The Alabama Supreme recently reiterated its position of judicial estoppel in regards to listing assets in a bankruptcy filing. The debtor failed to list a medical malpractice cause of action (she lost both legs below the knee) in her Chapter 7 petition. After she received her discharge, she filed her malpractice action. The defendant found out about her bankruptcy filing and moved the court to estop or dismiss her malpractice action due to her failure to list it. In the mean time, the Chapter 7 trustee found out about the malpractice action and asked the court to allow him to take over the action, since it was an asset of the Chapter 7 estate. The court granted the motion to estop the debtor/plaintiff and granted the trustee’s motion to take over the suit. So the debtor discharged $28,000.00 in debt, but lost out on a potential million dollar judgment. The moral of this story debtors–list any and all assets no matter how trivial or unlikely they may be. See Supreme Court of Alabama, Oct. Term, 2014-2015, 1130342, Ex parte Jackson Hospital & Clinic, Inc., et al., Petition for Writ of Mandamus (In re: Joanne Anderson v. Jackson Hospital & Clinic, Inc., et al, Montgomery Circuit Court, CV-12-1044).
Social Security recently issued a policy ruling conceding that Chronic Fatigue Syndrome can be the basis for a finding of disability. The ruling sets out the diagnostic symptoms and how a person establishes disability including medical signs and laboratory findings. See SSR 14-1p.
Has your Social Security Disability appeal been rejected by the Appeals Council? Did the AC fully explain its decision or merely state that they considered everything and found the ALJ’s decision correct? Case law in the 11th Circuit Court of Appeals and the Northern District of Alabama hold that the AC must consider the whole record and evaluate the evidence. If it does otherwise, then it’s decision is not supported by substantial evidence and must be overturned. See Culver v. Astrue, Case 4; 11-cv-03286-VEH, Northern Dist. AL, and Bowen v. Heckler, 748 F.2d 629 (11th Cir. 1984).

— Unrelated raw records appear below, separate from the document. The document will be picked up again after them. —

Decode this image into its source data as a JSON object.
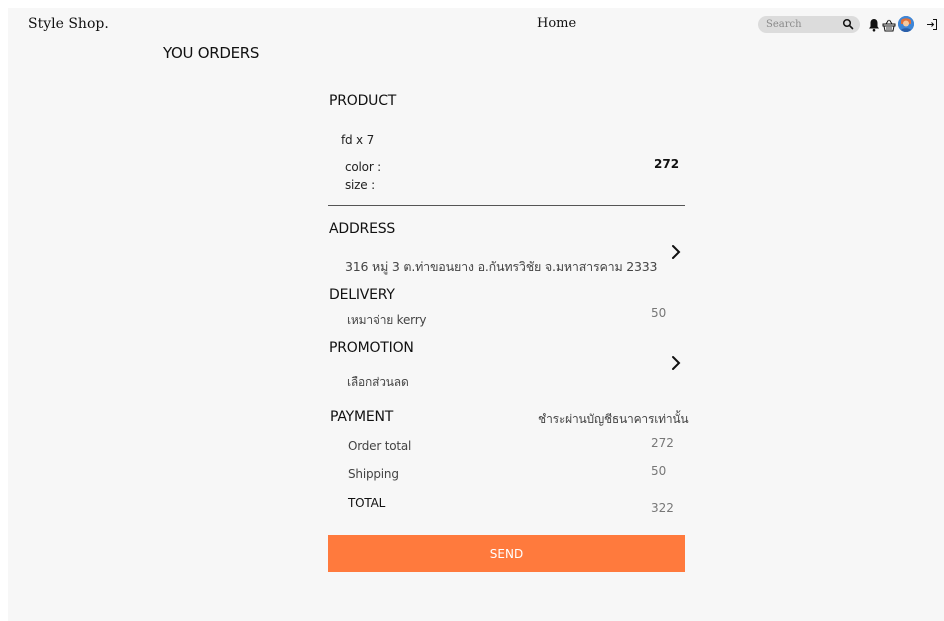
{
  "header": {
    "brand": "Style Shop.",
    "nav_home": "Home",
    "search_placeholder": "Search"
  },
  "page_title": "YOU ORDERS",
  "product": {
    "label": "PRODUCT",
    "item": "fd x 7",
    "color_label": "color :",
    "size_label": "size :",
    "price": "272"
  },
  "address": {
    "label": "ADDRESS",
    "value": "316  หมู่ 3 ต.ท่าขอนยาง อ.กันทรวิชัย จ.มหาสารคาม 2333"
  },
  "delivery": {
    "label": "DELIVERY",
    "method": "เหมาจ่าย  kerry",
    "cost": "50"
  },
  "promotion": {
    "label": "PROMOTION",
    "value": "เลือกส่วนลด"
  },
  "payment": {
    "label": "PAYMENT",
    "method": "ชำระผ่านบัญชีธนาคารเท่านั้น",
    "order_total_label": "Order total",
    "order_total": "272",
    "shipping_label": "Shipping",
    "shipping": "50",
    "total_label": "TOTAL",
    "total": "322"
  },
  "send_label": "SEND",
  "colors": {
    "accent": "#ff7a3d",
    "background": "#f7f7f7",
    "search_bg": "#dcdcdc"
  },
  "icons": [
    "search-icon",
    "bell-icon",
    "basket-icon",
    "avatar",
    "logout-icon",
    "chevron-right-icon"
  ]
}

The Alabama Supreme Court has followed suit and come down on the side of arbitration in its most recent decision dealing with arbitrability. Arbitrability is the issue of whether the arbitrator gets to decide whether your issues are subject to arbitration. In other words, even if your issues fall outside of the scope of the arbitration agreement, the arbitrator gets to decide that issue. See Regions Bank v. Jerry Wayne Neighbors, Appeal from Montgomery Circuit Court, (CV-13-901459).

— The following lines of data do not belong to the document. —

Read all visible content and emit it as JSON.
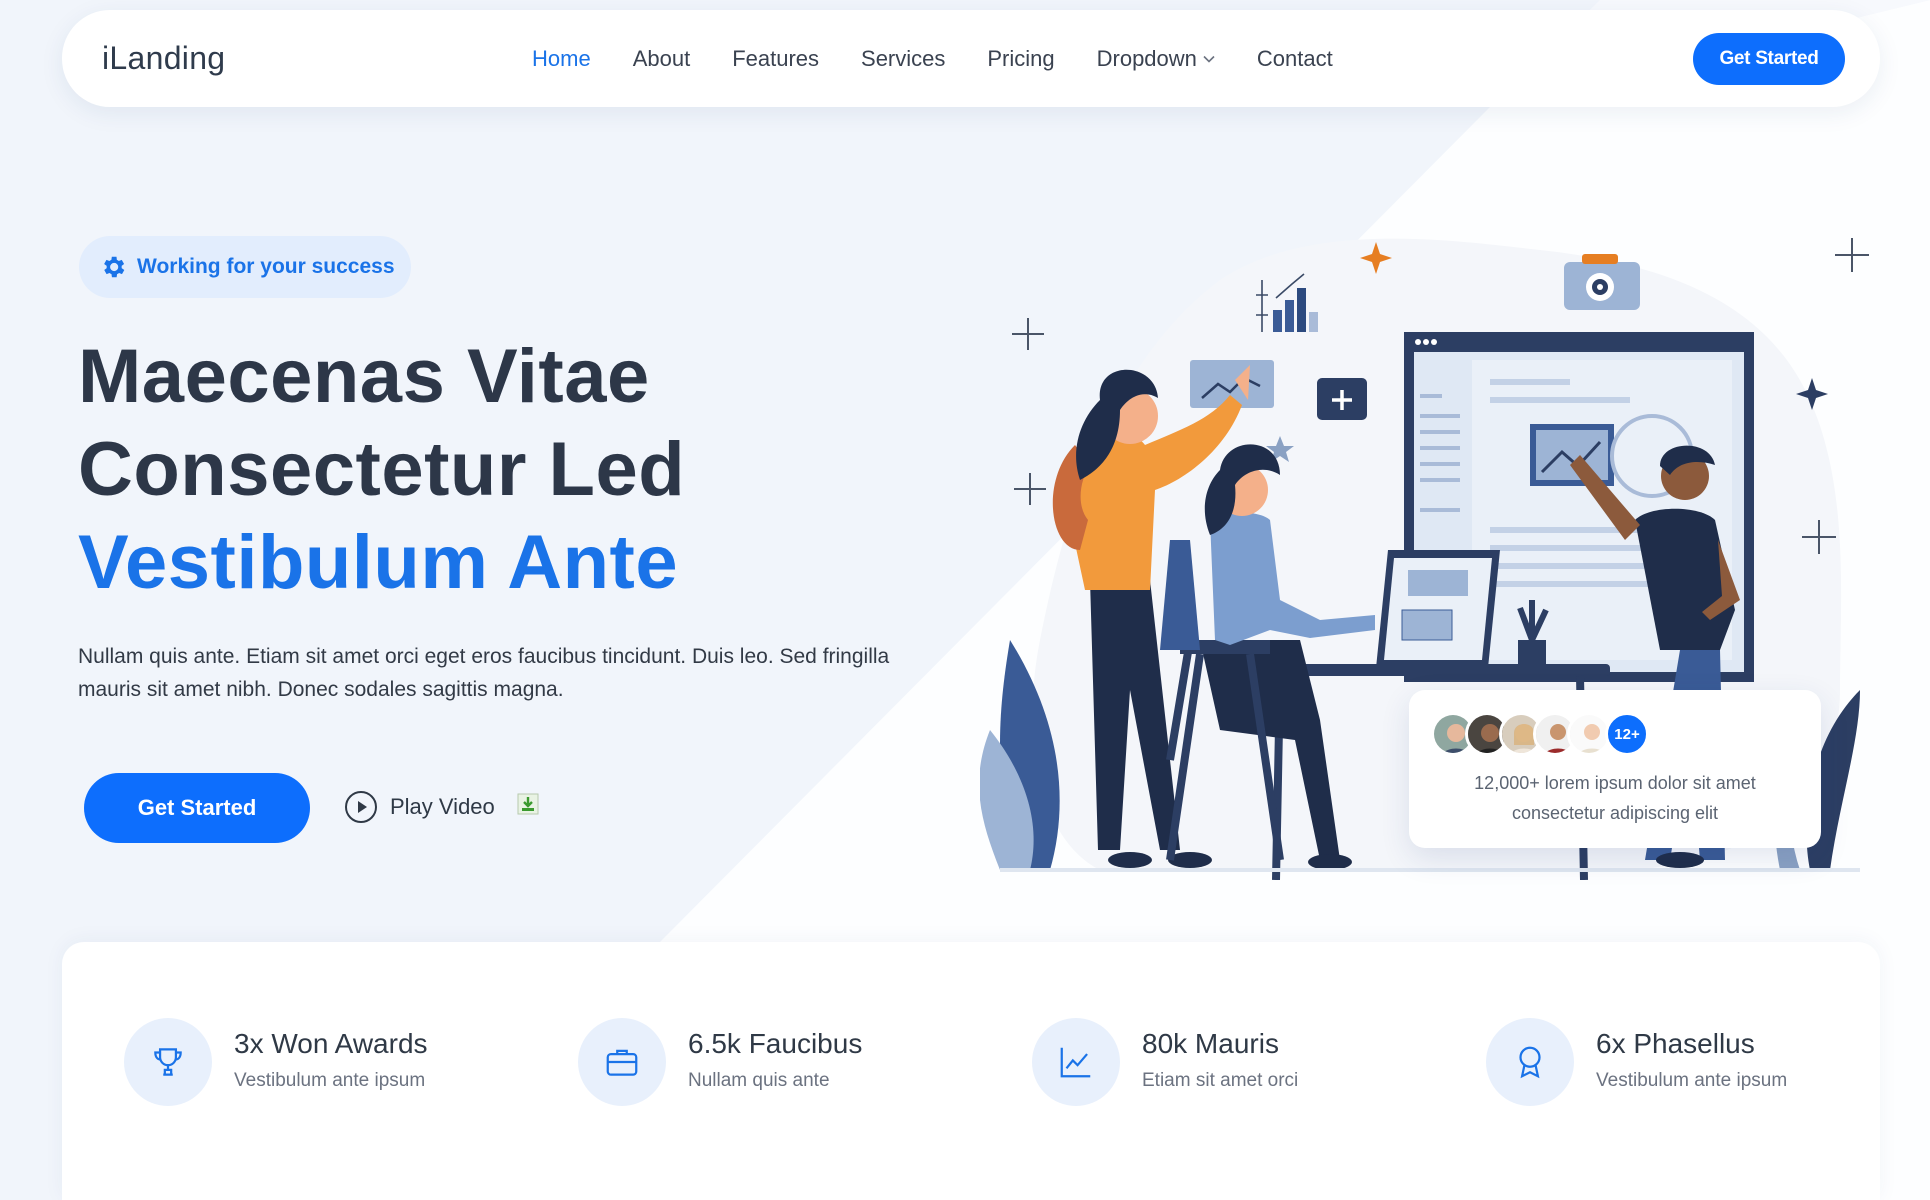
{
  "brand": {
    "logo": "iLanding",
    "accent": "#1a73e8",
    "button": "#0d6efd"
  },
  "nav": {
    "items": [
      {
        "label": "Home",
        "active": true
      },
      {
        "label": "About"
      },
      {
        "label": "Features"
      },
      {
        "label": "Services"
      },
      {
        "label": "Pricing"
      },
      {
        "label": "Dropdown",
        "has_dropdown": true
      },
      {
        "label": "Contact"
      }
    ],
    "cta": "Get Started"
  },
  "hero": {
    "badge": {
      "icon": "gear-icon",
      "text": "Working for your success"
    },
    "headline": [
      "Maecenas Vitae",
      "Consectetur Led",
      "Vestibulum Ante"
    ],
    "lead": "Nullam quis ante. Etiam sit amet orci eget eros faucibus tincidunt. Duis leo. Sed fringilla mauris sit amet nibh. Donec sodales sagittis magna.",
    "primary_button": "Get Started",
    "video_button": {
      "icon": "play-circle-icon",
      "label": "Play Video"
    }
  },
  "social_proof": {
    "count_badge": "12+",
    "text": "12,000+ lorem ipsum dolor sit amet consectetur adipiscing elit"
  },
  "stats": [
    {
      "icon": "trophy-icon",
      "title": "3x Won Awards",
      "subtitle": "Vestibulum ante ipsum"
    },
    {
      "icon": "briefcase-icon",
      "title": "6.5k Faucibus",
      "subtitle": "Nullam quis ante"
    },
    {
      "icon": "graph-up-icon",
      "title": "80k Mauris",
      "subtitle": "Etiam sit amet orci"
    },
    {
      "icon": "award-icon",
      "title": "6x Phasellus",
      "subtitle": "Vestibulum ante ipsum"
    }
  ]
}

11th Circuit rules that filing proof of claim for a stale debt in Chapter 13 violates Fair Debt Collection Practices Act. This means creditors that try to collect a debt no longer collectable under state law (statute of limitations has run for instance) are subject to suit under the FDCPA. See Crawford v. LVNV Funding, LLC, et al. (In re Crawford), Case No. 13-12389, Opinion (11th Cir. Jul. 10, 2014) (“Crawford”).